A Full Plate for Lame Duck Congress
Justin Sullivan
jsull828@uwsp.edu

President Barack Obama and the 112th Congress have begun work on preventing the United States from reaching the fiscal cliff.

The fiscal cliff is an automatic reduction in the United States budget deficit beginning in 2013 that was part of a compromise enacted to resolve the public debt ceiling crisis in 2011. The Congressional Budget Office has warned that without action, the fiscal cliff could move the U.S. economy into a recession.

If Congress fails to reach an agreement, Bush-era tax cuts will expire along with across-the-board spending cuts to domestic and defense funding. President Obama’s temporary 2 percent payroll tax break will also expire. There would be about $500 billion worth of tax increases and $109 billion in government spending cuts that would all start on Jan. 2, 2013

President Obama is pushing for a bipartisan solution, calling for an increase in taxes on those making over $250,000 per year in order to increase revenue, coupled with targeted cuts to discretionary programs.

Republican House Speaker John Boehner has stated that any plan including an increase in taxes would not be considered with the closing of tax loopholes as the only acceptable way to raise revenue.

Some GOP legislators have broken with House Speaker Boehner’s position, even speaking out against anti-tax activist and lobbyist Grover Norquist’s taxpayer protection pledge that requires the opposition to any net income tax increases, regardless of the circumstance.

Republican Senator Lindsey Graham of South Carolina and Republican Senator Saxby Chambliss of Georgia have both said they would consider an increase in taxes to raise revenue.

“I care more about my country than I do about a 20-year-old pledge,” Chambliss said to Georgia’s WMAZ radio station. “If we do it Norquist’s way then we’ll continue in debt, and I just have a disagreement with him about that.”

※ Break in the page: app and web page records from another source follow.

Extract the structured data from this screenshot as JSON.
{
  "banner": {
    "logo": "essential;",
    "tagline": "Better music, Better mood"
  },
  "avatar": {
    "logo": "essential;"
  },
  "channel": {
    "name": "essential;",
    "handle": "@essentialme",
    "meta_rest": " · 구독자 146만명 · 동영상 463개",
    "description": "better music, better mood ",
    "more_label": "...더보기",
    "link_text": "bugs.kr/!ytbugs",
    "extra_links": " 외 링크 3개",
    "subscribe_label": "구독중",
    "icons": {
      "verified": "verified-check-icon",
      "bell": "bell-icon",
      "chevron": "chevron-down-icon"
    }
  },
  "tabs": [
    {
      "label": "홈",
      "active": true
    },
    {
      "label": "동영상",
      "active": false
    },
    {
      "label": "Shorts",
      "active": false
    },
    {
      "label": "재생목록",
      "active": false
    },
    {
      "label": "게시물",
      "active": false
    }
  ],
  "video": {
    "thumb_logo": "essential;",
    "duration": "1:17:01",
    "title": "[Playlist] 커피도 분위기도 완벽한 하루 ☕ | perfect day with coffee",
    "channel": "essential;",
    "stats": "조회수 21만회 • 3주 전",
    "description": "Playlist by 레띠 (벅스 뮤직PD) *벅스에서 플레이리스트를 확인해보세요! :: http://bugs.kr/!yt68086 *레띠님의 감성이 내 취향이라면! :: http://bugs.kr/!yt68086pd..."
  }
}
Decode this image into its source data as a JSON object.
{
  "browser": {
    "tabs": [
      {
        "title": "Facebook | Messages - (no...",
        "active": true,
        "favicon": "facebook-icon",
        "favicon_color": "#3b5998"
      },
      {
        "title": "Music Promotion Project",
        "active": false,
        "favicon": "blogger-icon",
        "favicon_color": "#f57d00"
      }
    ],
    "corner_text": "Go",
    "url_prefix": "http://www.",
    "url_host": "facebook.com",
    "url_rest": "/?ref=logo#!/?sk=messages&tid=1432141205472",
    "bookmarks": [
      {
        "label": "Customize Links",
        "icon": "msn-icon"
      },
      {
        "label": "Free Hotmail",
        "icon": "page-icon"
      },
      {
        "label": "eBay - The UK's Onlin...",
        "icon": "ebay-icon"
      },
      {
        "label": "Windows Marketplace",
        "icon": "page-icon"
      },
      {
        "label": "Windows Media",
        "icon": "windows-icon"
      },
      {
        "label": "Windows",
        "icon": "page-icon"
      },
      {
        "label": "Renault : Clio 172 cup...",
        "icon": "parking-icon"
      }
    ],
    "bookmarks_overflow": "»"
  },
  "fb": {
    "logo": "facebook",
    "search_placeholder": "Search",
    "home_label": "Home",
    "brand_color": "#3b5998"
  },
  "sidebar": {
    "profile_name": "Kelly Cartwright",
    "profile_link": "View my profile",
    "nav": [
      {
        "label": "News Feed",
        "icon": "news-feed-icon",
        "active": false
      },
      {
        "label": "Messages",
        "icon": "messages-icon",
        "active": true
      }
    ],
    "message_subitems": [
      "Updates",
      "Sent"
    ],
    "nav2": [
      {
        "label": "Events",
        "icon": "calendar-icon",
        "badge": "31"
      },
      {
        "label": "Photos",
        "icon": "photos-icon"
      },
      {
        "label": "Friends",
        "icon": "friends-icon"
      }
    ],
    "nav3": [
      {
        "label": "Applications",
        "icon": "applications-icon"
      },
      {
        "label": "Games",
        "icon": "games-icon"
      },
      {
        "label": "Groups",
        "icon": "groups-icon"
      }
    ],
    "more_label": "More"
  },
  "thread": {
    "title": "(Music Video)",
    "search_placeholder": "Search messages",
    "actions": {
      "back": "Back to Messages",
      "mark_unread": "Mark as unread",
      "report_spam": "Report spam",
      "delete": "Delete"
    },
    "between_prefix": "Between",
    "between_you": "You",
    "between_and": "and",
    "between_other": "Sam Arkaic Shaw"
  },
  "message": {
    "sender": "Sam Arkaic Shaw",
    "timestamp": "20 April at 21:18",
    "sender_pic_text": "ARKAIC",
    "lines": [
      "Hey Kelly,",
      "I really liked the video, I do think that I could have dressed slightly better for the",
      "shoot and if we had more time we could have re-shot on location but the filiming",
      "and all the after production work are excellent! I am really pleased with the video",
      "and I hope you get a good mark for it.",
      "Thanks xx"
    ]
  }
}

Democratic Senator Harry Reid stated that once the fiscal cliff was avoided, reforms to filibuster rules in the Senate and immigration reform would be high priority for next year’s Congress.